DATA FOR THIS TASK —
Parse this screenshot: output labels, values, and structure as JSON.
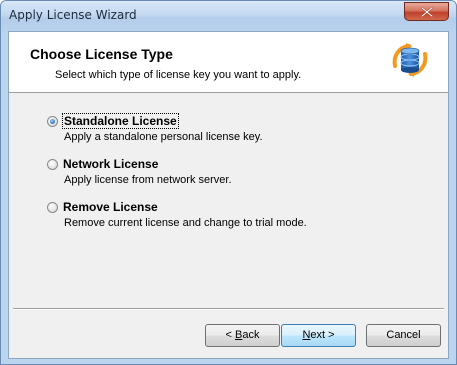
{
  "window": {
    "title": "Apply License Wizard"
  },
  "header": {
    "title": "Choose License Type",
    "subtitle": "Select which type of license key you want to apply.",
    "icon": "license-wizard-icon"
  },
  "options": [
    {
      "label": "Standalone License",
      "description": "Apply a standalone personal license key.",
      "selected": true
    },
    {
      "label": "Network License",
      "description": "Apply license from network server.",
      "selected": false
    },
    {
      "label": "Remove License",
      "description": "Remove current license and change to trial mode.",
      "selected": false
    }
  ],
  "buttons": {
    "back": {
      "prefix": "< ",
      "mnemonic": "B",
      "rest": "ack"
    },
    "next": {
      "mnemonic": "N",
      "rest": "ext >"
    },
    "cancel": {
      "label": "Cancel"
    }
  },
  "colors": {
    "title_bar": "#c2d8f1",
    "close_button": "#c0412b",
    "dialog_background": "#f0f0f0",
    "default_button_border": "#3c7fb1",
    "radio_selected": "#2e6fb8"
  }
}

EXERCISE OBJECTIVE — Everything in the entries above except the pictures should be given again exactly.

RESPONSE —
Parse this screenshot: output labels, values, and structure as JSON.
{
  "window": {
    "title": "Apply License Wizard"
  },
  "header": {
    "title": "Choose License Type",
    "subtitle": "Select which type of license key you want to apply.",
    "icon": "license-wizard-icon"
  },
  "options": [
    {
      "label": "Standalone License",
      "description": "Apply a standalone personal license key.",
      "selected": true
    },
    {
      "label": "Network License",
      "description": "Apply license from network server.",
      "selected": false
    },
    {
      "label": "Remove License",
      "description": "Remove current license and change to trial mode.",
      "selected": false
    }
  ],
  "buttons": {
    "back": {
      "prefix": "< ",
      "mnemonic": "B",
      "rest": "ack"
    },
    "next": {
      "mnemonic": "N",
      "rest": "ext >"
    },
    "cancel": {
      "label": "Cancel"
    }
  },
  "colors": {
    "title_bar": "#c2d8f1",
    "close_button": "#c0412b",
    "dialog_background": "#f0f0f0",
    "default_button_border": "#3c7fb1",
    "radio_selected": "#2e6fb8"
  }
}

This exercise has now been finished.